Digital twins are a virtual and identical representation or model, with full characterization, of a physical product or system. A digital twin seeks to emulate the actual system by utilizing data analysis and integration, machine learning, and modeling techniques. Commercially, digital twins have been used in various applications, ranging from facility maintenance to engine modeling in order to assess system reliability and response to certain events.
Digital twins have been used across multiple industries including, but not limited to: manufacturing, product development, design customization, performance improvement, predictive maintenance, aerospace, automotive, health care, supply chain, construction, and retail. Defense and maritime applications of digital twins have been limited to optimizing shipyard operations, adding innovation, such as modernizing and standardizing IT architectures, to existing fleets, tracking ship parts, and enabling predictive maintenance of deployed assets.
Digital twins have become a critical tool and resource in allowing industries to assess, test, and analyze product and system designs prior to fabrication, instilling high confidence through data supported and integrated simulation—however, these is no formal and consistent definition of a digital twin, particularly in an undersea operational setting.
DARPA issued an Aug. 2021 solicitation for the Defining and Leveraging Digital Twins in Autonomous (DELTA) undersea operations program to help it learn how digital twins can add value to UUVs. The objective of this effort is to assess and analyze the feasibility of extending digital twins to the undersea operational environment for autonomous vehicle applications, determine the effects of undersea intermittent communications on the implementation of digital twins in this domain, and define “digital twin” use cases in an undersea operational setting.

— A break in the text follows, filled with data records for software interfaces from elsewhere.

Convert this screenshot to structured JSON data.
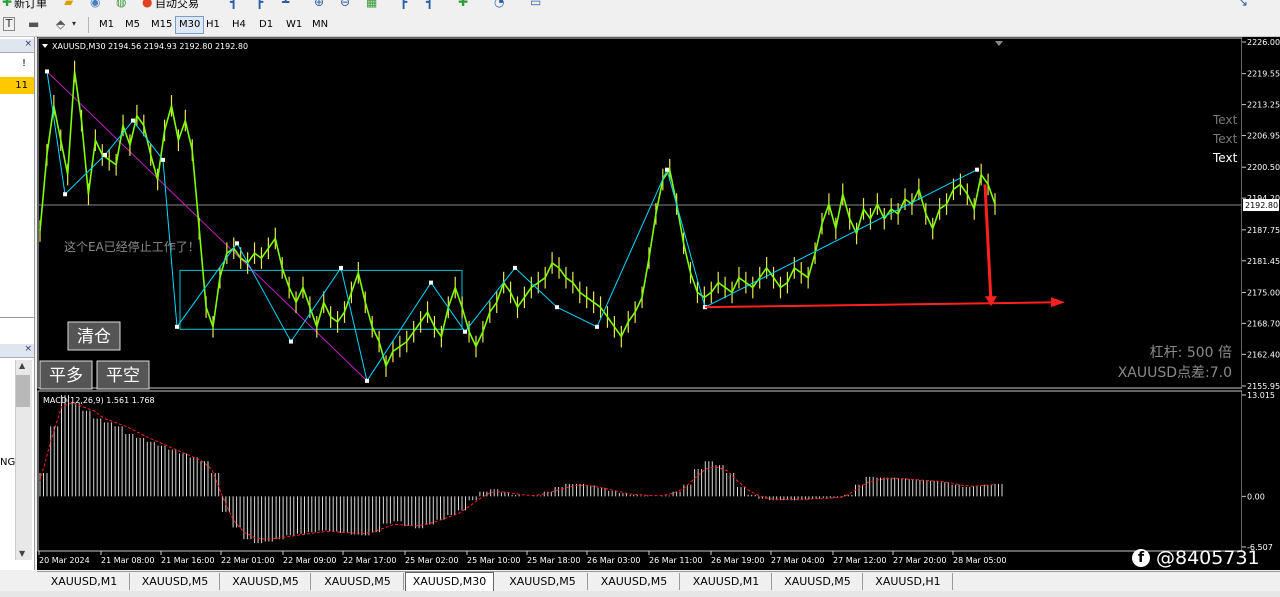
{
  "toolbar": {
    "top_label": "新订单",
    "autotrade_label": "自动交易",
    "timeframes": [
      "M1",
      "M5",
      "M15",
      "M30",
      "H1",
      "H4",
      "D1",
      "W1",
      "MN"
    ],
    "active_timeframe": "M30"
  },
  "left_panel": {
    "close_glyph": "×",
    "cells": [
      "!",
      "11"
    ],
    "partial_text": "NG",
    "scroll_up": "▲",
    "scroll_down": "▼"
  },
  "chart": {
    "header": "XAUUSD,M30  2194.56 2194.93 2192.80 2192.80",
    "current_price": "2192.80",
    "price_ticks": [
      "2226.00",
      "2219.55",
      "2213.25",
      "2206.95",
      "2200.50",
      "2194.20",
      "2187.75",
      "2181.45",
      "2175.00",
      "2168.70",
      "2162.40",
      "2155.95"
    ],
    "time_ticks": [
      "20 Mar 2024",
      "21 Mar 08:00",
      "21 Mar 16:00",
      "22 Mar 01:00",
      "22 Mar 09:00",
      "22 Mar 17:00",
      "25 Mar 02:00",
      "25 Mar 10:00",
      "25 Mar 18:00",
      "26 Mar 03:00",
      "26 Mar 11:00",
      "26 Mar 19:00",
      "27 Mar 04:00",
      "27 Mar 12:00",
      "27 Mar 20:00",
      "28 Mar 05:00"
    ],
    "ea_message": "这个EA已经停止工作了！",
    "text_labels": [
      "Text",
      "Text",
      "Text"
    ],
    "leverage": "杠杆: 500 倍",
    "spread": "XAUUSD点差:7.0",
    "buttons": {
      "close_all": "清仓",
      "close_long": "平多",
      "close_short": "平空"
    },
    "colors": {
      "background": "#000000",
      "price_line": "#7fff00",
      "zigzag": "#00d8ff",
      "trend": "#c020c0",
      "arrow": "#ff2020",
      "macd_signal": "#ff2020"
    },
    "macd": {
      "header": "MACD(12,26,9) 1.561 1.768",
      "ticks": [
        "13.015",
        "0.00",
        "-6.507"
      ]
    }
  },
  "chart_data": {
    "type": "line",
    "title": "XAUUSD,M30",
    "xlabel": "",
    "ylabel": "",
    "ylim": [
      2155.95,
      2226.0
    ],
    "series": [
      {
        "name": "XAUUSD,M30",
        "values": [
          2187.5,
          2203,
          2213,
          2206,
          2199,
          2220,
          2210,
          2195,
          2206,
          2203,
          2202,
          2201,
          2209,
          2205,
          2211,
          2209,
          2203,
          2198,
          2208,
          2213,
          2206,
          2210,
          2204,
          2188,
          2172,
          2168,
          2178,
          2183,
          2184,
          2182,
          2181,
          2183,
          2182,
          2184,
          2186,
          2180,
          2176,
          2173,
          2176,
          2172,
          2168,
          2173,
          2170,
          2169,
          2171,
          2175,
          2179,
          2173,
          2168,
          2165,
          2160,
          2163,
          2164,
          2165,
          2167,
          2169,
          2171,
          2168,
          2166,
          2172,
          2176,
          2172,
          2167,
          2164,
          2167,
          2171,
          2173,
          2177,
          2175,
          2172,
          2174,
          2176,
          2177,
          2178,
          2181,
          2180,
          2178,
          2177,
          2175,
          2174,
          2173,
          2172,
          2170,
          2168,
          2166,
          2169,
          2171,
          2174,
          2182,
          2191,
          2198,
          2200,
          2193,
          2185,
          2179,
          2175,
          2174,
          2175,
          2177,
          2176,
          2175,
          2178,
          2177,
          2176,
          2178,
          2180,
          2178,
          2176,
          2177,
          2180,
          2179,
          2178,
          2183,
          2189,
          2193,
          2188,
          2195,
          2190,
          2187,
          2192,
          2190,
          2193,
          2190,
          2192,
          2191,
          2194,
          2193,
          2196,
          2191,
          2188,
          2192,
          2193,
          2196,
          2197,
          2195,
          2192,
          2199,
          2197,
          2193
        ]
      },
      {
        "name": "MACD",
        "values": [
          3,
          9,
          13,
          12,
          11,
          10,
          9.5,
          9,
          8,
          7.5,
          7,
          6.5,
          6,
          5.5,
          5,
          4.5,
          3,
          -2,
          -4,
          -5.5,
          -6,
          -5.8,
          -5.5,
          -5,
          -4.8,
          -4.6,
          -4.4,
          -4.5,
          -4.7,
          -4.9,
          -5,
          -4.6,
          -3.5,
          -3.2,
          -3.8,
          -4.1,
          -3.6,
          -3,
          -2.4,
          -1.8,
          -0.5,
          0.6,
          0.9,
          0.5,
          0.2,
          0,
          0.1,
          0.6,
          1.2,
          1.6,
          1.6,
          1.4,
          1.1,
          0.7,
          0.4,
          0.2,
          0.1,
          0,
          0.1,
          0.6,
          1.5,
          3.5,
          4.5,
          4,
          3,
          1.2,
          0.2,
          -0.3,
          -0.5,
          -0.5,
          -0.5,
          -0.4,
          -0.3,
          -0.2,
          -0.2,
          0.2,
          1.5,
          2.5,
          2.4,
          2.4,
          2.3,
          2.2,
          2.1,
          2,
          1.8,
          1.5,
          1.2,
          1.3,
          1.5,
          1.6
        ]
      },
      {
        "name": "Signal",
        "values": [
          2,
          7,
          11.5,
          12,
          11.5,
          11,
          10,
          9.5,
          9,
          8.3,
          7.6,
          7,
          6.4,
          5.8,
          5.2,
          4.6,
          3.5,
          0,
          -3,
          -4.6,
          -5.3,
          -5.5,
          -5.4,
          -5.2,
          -5,
          -4.8,
          -4.6,
          -4.5,
          -4.6,
          -4.7,
          -4.8,
          -4.6,
          -4.1,
          -3.6,
          -3.7,
          -3.8,
          -3.6,
          -3.2,
          -2.7,
          -2.2,
          -1.3,
          -0.3,
          0.5,
          0.6,
          0.4,
          0.2,
          0.1,
          0.3,
          0.7,
          1.1,
          1.4,
          1.4,
          1.2,
          0.9,
          0.6,
          0.3,
          0.2,
          0.1,
          0.1,
          0.4,
          1,
          2.3,
          3.5,
          3.8,
          3.3,
          2,
          0.8,
          0.1,
          -0.3,
          -0.4,
          -0.4,
          -0.4,
          -0.3,
          -0.3,
          -0.2,
          0,
          0.8,
          1.7,
          2.1,
          2.3,
          2.3,
          2.2,
          2.1,
          2,
          1.9,
          1.7,
          1.4,
          1.3,
          1.4,
          1.5
        ]
      }
    ]
  },
  "tabs": [
    "XAUUSD,M1",
    "XAUUSD,M5",
    "XAUUSD,M5",
    "XAUUSD,M5",
    "XAUUSD,M30",
    "XAUUSD,M5",
    "XAUUSD,M5",
    "XAUUSD,M1",
    "XAUUSD,M5",
    "XAUUSD,H1"
  ],
  "active_tab": 4,
  "watermark": "@8405731",
  "watermark_logo": "f"
}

The Navy continues to heavily invest in unmanned vehicles – including unmanned surface vessels (USV) and unmanned undersea vehicles (UUV) of all size classes – as part of a strategic shift to a more distributed fleet architecture. As such, the Navy relies on an increasingly unmanned fleet to satisfy an increasingly broad and complex set of operational requirements, particularly in the undersea domain.
This effort seeks to address whether the implementation of digital twins can add value to the UUV mission space, ranging in scale from single UUV deployments to hundreds of sorties, and if so, how digital twins should be employed in a particular scenario. In addition, this effort will investigate the feasibility of translating digital twins to the unmanned undersea environment, which has not been deeply explored by current Navy applications.
The traditional industry application of digital twins relies on robust and continuous communications with the deployed system, which are not always available in undersea operations. Therefore, determining how to address and overcome the intermittent and/or low-data rate communications challenge will be investigated.
Lastly, this effort will evaluate return on investment factors and logistical considerations associated with undersea implementation of digital twins (e.g. what size/scale of deployed UUVs is necessary to begin realizing significant operational efficiencies or advantages across the fleet, and whether digital twins should be maintained centrally at an operations center, on an individual UUV, or a combination of both). Ultimately, the vision is that digital twins could assist the operational commander in better understanding what their unmanned assets are doing, particularly in times of reduced or no communications.
There are numerous military applications for this technology. The Services are becoming more reliant on autonomous systems, and though there has been much discussion within the Department of Defense (DoD) about swarming initiatives, a real-world employment of such systems has yet to be executed and operational.
Commercial companies are already leveraging and capitalizing on digital twins and autonomous technologies. Digital twins would add a higher level of fidelity to existing models and enable real-time prediction of a system’s status, which could decrease the military’s reluctance to cede full control to autonomous agents. Current Naval and other DoD applications of Digital Twins include mirroring the activity of weapons and machines, the maintenance and upgrades of aircraft and engines, as well as government facilities.